4. The introduction of Varric. Out of all the new characters they have introduced to the Dragon Age universe in DA2, Varric is one of my favorites. It’s not surprising because Varric is a big fan favorite from DA2. In fact, both male and female players were a little disappointed to not have this charming dwarf as an available romance option. Oghren of DA:O has his own kind of charm in a drunken, potty mouth sort of way. With the introduction of Varric, though, I’d take the charming, storytelling, smooth talking dwarf over the boozy, crass Oghren any day. If there is one character I would love to see come back again in Dragon Age 3 (aside from Alistair of course) it would definitely be Varric. He’s a much sexier dwarf than Oghren.
5. DA:O cameos. Seeing characters you love from a previous game come back as a cameo, although brief, is always a treat. DA2 delivers on that. It’s fun to have Hawke interact with Zevran or meet King Alistair (as I put both him and my Warden on the throne in DA:O). Leliana also shows up, but she shows up regardless of what you do in DA:O I think. I could have had the chance to see Nathaniel from the Awakening expansion in my DA2 game, but the quest bugged out on me. I’m incredibly annoyed with this bug when Nathaniel is not dead in my Awakening save and I made him become a Grey Warden. I’ll just have to do another import save and watch the reunion between Nathaniel and Anders another time.
6. The graphics. The graphics in DA2 is an improvement from DA:O, but I have no real complaints over the graphics in DA:O anyway. This probably shouldn’t be under the “like” list, but for some odd reason the character design for Zevran and Alistair don’t quite translate well in the new graphics system for DA2. A lot of players noticed this too. Somehow characters like Zevran and Alistair who are easy on the eyes in DA:O become kind of ugly in DA2. Very unfortunate. Leliana is perfectly fine in the transfer, but who knows what happened to Zevran and Alistair in the DA2 transfer.
I think that about covers everything I liked or disliked about the game. When I started playing this game, I expected much worse from DA2. Instead, I found myself enjoying the game in spite of its flaws. I believe if the developers didn’t have to rush the completion of this game, DA2 could have turned out to be spectacular. I think the idea of a main protagonist stuck in a Catch-22 kind of situation is a good story. The writers just needed more time make it as complex and fulfilling as DA:O was.
Fans who loved DA:O had a feeling of being left wanting more. I’m also of that opinion too. I didn’t expect a happy ending from this game. DA2 was a prelude for the mages vs. templars war, which will become a huge part of the story in Dragon Age 3. What I wanted from the game was some kind of satisfactory conclusion or at least a better cliff hanger that leads into the third installment of the game. I think by the end of DA2, I was left scratching my head with more questions than answers.
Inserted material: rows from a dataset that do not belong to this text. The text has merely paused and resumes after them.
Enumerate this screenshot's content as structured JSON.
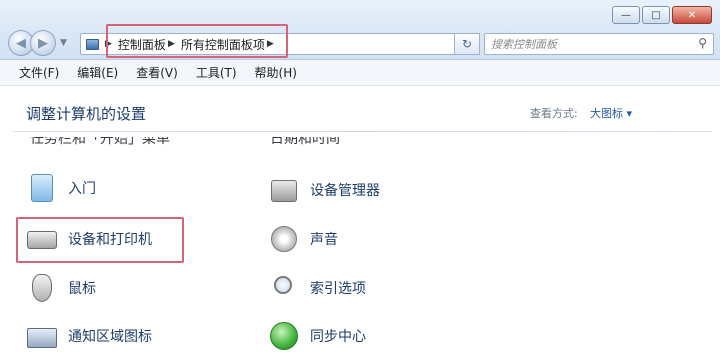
{
  "window": {
    "controls": [
      "minimize",
      "maximize",
      "close"
    ]
  },
  "address": {
    "crumbs": [
      "控制面板",
      "所有控制面板项"
    ]
  },
  "search": {
    "placeholder": "搜索控制面板"
  },
  "menu": [
    "文件(F)",
    "编辑(E)",
    "查看(V)",
    "工具(T)",
    "帮助(H)"
  ],
  "content": {
    "heading": "调整计算机的设置",
    "viewby_label": "查看方式:",
    "viewby_value": "大图标 ▾",
    "cutoff_left": "任务栏和「开始」菜单",
    "cutoff_right": "日期和时间",
    "items_left": [
      {
        "label": "入门",
        "icon": "getting-started-icon"
      },
      {
        "label": "设备和打印机",
        "icon": "printer-icon"
      },
      {
        "label": "鼠标",
        "icon": "mouse-icon"
      },
      {
        "label": "通知区域图标",
        "icon": "notification-area-icon"
      }
    ],
    "items_right": [
      {
        "label": "设备管理器",
        "icon": "device-manager-icon"
      },
      {
        "label": "声音",
        "icon": "sound-icon"
      },
      {
        "label": "索引选项",
        "icon": "indexing-options-icon"
      },
      {
        "label": "同步中心",
        "icon": "sync-center-icon"
      }
    ]
  },
  "colors": {
    "highlight": "#d2657a",
    "link": "#1d3e6e"
  }
}
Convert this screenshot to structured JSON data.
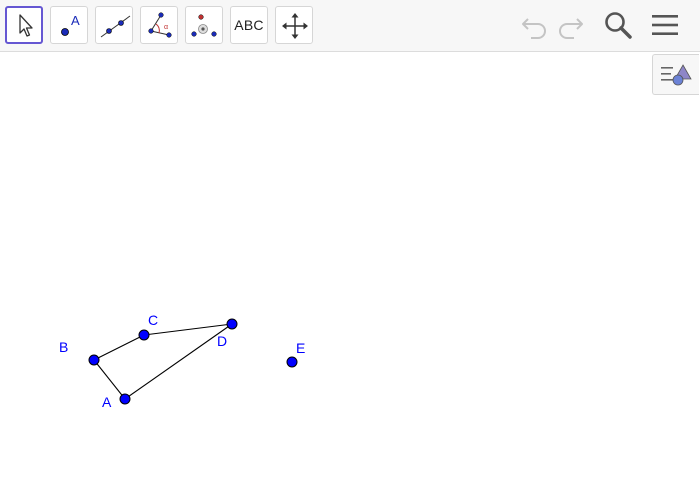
{
  "toolbar": {
    "tools": [
      {
        "name": "move",
        "selected": true
      },
      {
        "name": "point",
        "label": "A"
      },
      {
        "name": "line"
      },
      {
        "name": "angle"
      },
      {
        "name": "reflect"
      },
      {
        "name": "text",
        "label": "ABC"
      },
      {
        "name": "move-graphics-view"
      }
    ],
    "right_buttons": [
      "undo-icon",
      "redo-icon",
      "search-icon",
      "menu-icon"
    ]
  },
  "algebra_toggle_icon": "algebra-view-icon",
  "construction": {
    "points": [
      {
        "label": "A"
      },
      {
        "label": "B"
      },
      {
        "label": "C"
      },
      {
        "label": "D"
      },
      {
        "label": "E"
      }
    ],
    "segments": [
      [
        "A",
        "B"
      ],
      [
        "B",
        "C"
      ],
      [
        "C",
        "D"
      ],
      [
        "D",
        "A"
      ]
    ],
    "colors": {
      "point_fill": "#0000ff",
      "point_stroke": "#000000",
      "label": "#0000ff",
      "segment": "#000000",
      "accent": "#6557d2"
    }
  }
}
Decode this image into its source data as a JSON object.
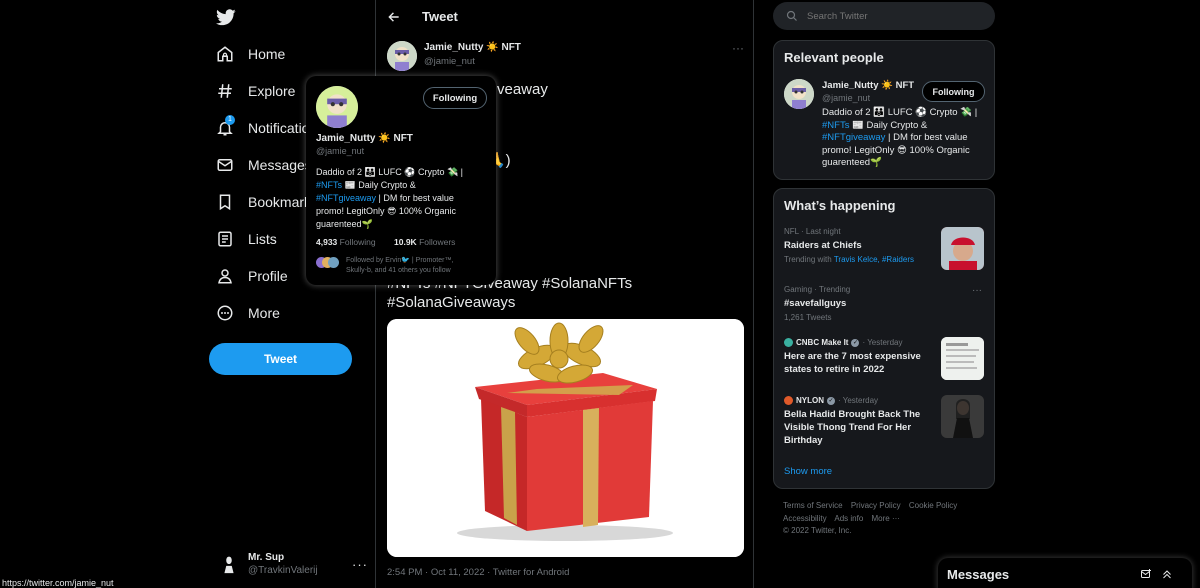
{
  "nav": {
    "items": [
      {
        "label": "Home",
        "icon": "home-icon"
      },
      {
        "label": "Explore",
        "icon": "hashtag-icon"
      },
      {
        "label": "Notifications",
        "icon": "bell-icon",
        "badge": "1"
      },
      {
        "label": "Messages",
        "icon": "envelope-icon"
      },
      {
        "label": "Bookmarks",
        "icon": "bookmark-icon"
      },
      {
        "label": "Lists",
        "icon": "list-icon"
      },
      {
        "label": "Profile",
        "icon": "person-icon"
      },
      {
        "label": "More",
        "icon": "more-circle-icon"
      }
    ],
    "tweet_button": "Tweet",
    "account": {
      "name": "Mr. Sup",
      "handle": "@TravkinValerij"
    }
  },
  "center": {
    "header_title": "Tweet",
    "author": {
      "name": "Jamie_Nutty ☀️ NFT",
      "handle": "@jamie_nut"
    },
    "text_line1_partial": "veaway",
    "text_line3_partial": "🙏)",
    "hashtags_line1": "#NFTs #NFTGiveaway #SolanaNFTs",
    "hashtags_line2": "#SolanaGiveaways",
    "meta": "2:54 PM · Oct 11, 2022 · Twitter for Android"
  },
  "hovercard": {
    "name": "Jamie_Nutty ☀️ NFT",
    "handle": "@jamie_nut",
    "follow_label": "Following",
    "bio_1": "Daddio of 2 👪 LUFC ⚽ Crypto 💸 |",
    "bio_tag1": "#NFTs",
    "bio_2": " 📰 Daily Crypto &",
    "bio_tag2": "#NFTgiveaway",
    "bio_3": " | DM for best value",
    "bio_4": "promo! LegitOnly 😎 100% Organic",
    "bio_5": "guarenteed🌱",
    "following_count": "4,933",
    "following_label": "Following",
    "followers_count": "10.9K",
    "followers_label": "Followers",
    "followed_by_1": "Followed by Ervin🐦 | Promoter™,",
    "followed_by_2": "Skully-b, and 41 others you follow"
  },
  "search": {
    "placeholder": "Search Twitter"
  },
  "relevant": {
    "title": "Relevant people",
    "name": "Jamie_Nutty ☀️ NFT",
    "handle": "@jamie_nut",
    "follow_label": "Following",
    "bio_1": "Daddio of 2 👪 LUFC ⚽ Crypto 💸 |",
    "bio_tag1": "#NFTs",
    "bio_2": " 📰 Daily Crypto &",
    "bio_tag2": "#NFTgiveaway",
    "bio_3": " | DM for best value",
    "bio_4": "promo! LegitOnly 😎 100% Organic",
    "bio_5": "guarenteed🌱"
  },
  "happening": {
    "title": "What’s happening",
    "trends": [
      {
        "context": "NFL · Last night",
        "title": "Raiders at Chiefs",
        "sub_prefix": "Trending with",
        "sub_links": "Travis Kelce, #Raiders"
      },
      {
        "context": "Gaming · Trending",
        "title": "#savefallguys",
        "count": "1,261 Tweets"
      },
      {
        "source": "CNBC Make It",
        "time": "· Yesterday",
        "title": "Here are the 7 most expensive states to retire in 2022"
      },
      {
        "source": "NYLON",
        "time": "· Yesterday",
        "title": "Bella Hadid Brought Back The Visible Thong Trend For Her Birthday"
      }
    ],
    "show_more": "Show more"
  },
  "footer": {
    "links": [
      "Terms of Service",
      "Privacy Policy",
      "Cookie Policy",
      "Accessibility",
      "Ads info",
      "More ···"
    ],
    "copyright": "© 2022 Twitter, Inc."
  },
  "messages_drawer": {
    "title": "Messages"
  },
  "status_url": "https://twitter.com/jamie_nut",
  "colors": {
    "accent": "#1d9bf0",
    "background": "#000000",
    "panel": "#16181c"
  }
}
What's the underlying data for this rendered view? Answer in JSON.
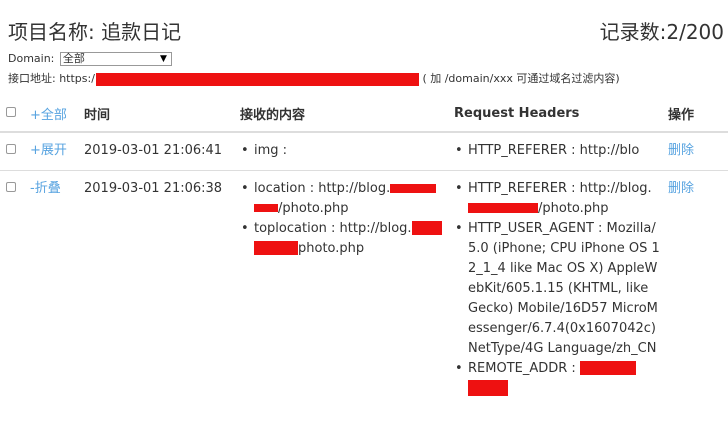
{
  "header": {
    "title": "项目名称: 追款日记",
    "record_count": "记录数:2/200"
  },
  "filter": {
    "domain_label": "Domain:",
    "domain_value": "全部",
    "api_label": "接口地址: https:/",
    "api_suffix": "( 加 /domain/xxx 可通过域名过滤内容)"
  },
  "table": {
    "headers": {
      "toggle_all": "+全部",
      "time": "时间",
      "received": "接收的内容",
      "request_headers": "Request Headers",
      "actions": "操作"
    },
    "rows": [
      {
        "toggle": "+展开",
        "time": "2019-03-01 21:06:41",
        "received": [
          "img :"
        ],
        "headers": [
          "HTTP_REFERER : http://blo"
        ],
        "delete": "删除"
      },
      {
        "toggle": "-折叠",
        "time": "2019-03-01 21:06:38",
        "received": {
          "location_prefix": "location : http://blog.",
          "location_suffix": "/photo.php",
          "toplocation_prefix": "toplocation : http://blog.",
          "toplocation_suffix": "photo.php"
        },
        "headers": {
          "referer_prefix": "HTTP_REFERER : http://blog.",
          "referer_suffix": "/photo.php",
          "user_agent": "HTTP_USER_AGENT : Mozilla/5.0 (iPhone; CPU iPhone OS 12_1_4 like Mac OS X) AppleWebKit/605.1.15 (KHTML, like Gecko) Mobile/16D57 MicroMessenger/6.7.4(0x1607042c) NetType/4G Language/zh_CN",
          "remote_addr": "REMOTE_ADDR :"
        },
        "delete": "删除"
      }
    ]
  },
  "colors": {
    "link": "#57a3e0",
    "redaction": "#ee1111",
    "border": "#dddddd"
  },
  "icons": {
    "select_arrow": "chevron-down-icon"
  }
}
This game may not be for everyone. Many don’t think it’s worth replaying and others do. My final thoughts on the game are this, play the game and don’t expect a sweeping epic like DA:O. Just enjoy the attempt Bioware made with this second installment. I came in with low expectations and ended up enjoying the game. I’m still a huge Dragon Age fan, and I hope Dragon Age 3 will get a more thoughtful and well-planned development stage than the second had.
Reviewer Rating: 7/10